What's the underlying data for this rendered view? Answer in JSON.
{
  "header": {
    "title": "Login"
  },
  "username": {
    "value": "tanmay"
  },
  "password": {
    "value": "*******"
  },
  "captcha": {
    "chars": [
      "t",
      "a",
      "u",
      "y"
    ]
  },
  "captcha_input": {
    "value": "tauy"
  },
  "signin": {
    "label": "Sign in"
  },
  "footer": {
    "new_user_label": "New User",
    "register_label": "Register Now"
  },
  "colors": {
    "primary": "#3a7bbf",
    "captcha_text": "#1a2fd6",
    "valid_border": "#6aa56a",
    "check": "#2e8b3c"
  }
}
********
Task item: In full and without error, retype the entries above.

Answer for the task:
What's the underlying data for this rendered view? Answer in JSON.
{
  "header": {
    "title": "Login"
  },
  "username": {
    "value": "tanmay"
  },
  "password": {
    "value": "*******"
  },
  "captcha": {
    "chars": [
      "t",
      "a",
      "u",
      "y"
    ]
  },
  "captcha_input": {
    "value": "tauy"
  },
  "signin": {
    "label": "Sign in"
  },
  "footer": {
    "new_user_label": "New User",
    "register_label": "Register Now"
  },
  "colors": {
    "primary": "#3a7bbf",
    "captcha_text": "#1a2fd6",
    "valid_border": "#6aa56a",
    "check": "#2e8b3c"
  }
}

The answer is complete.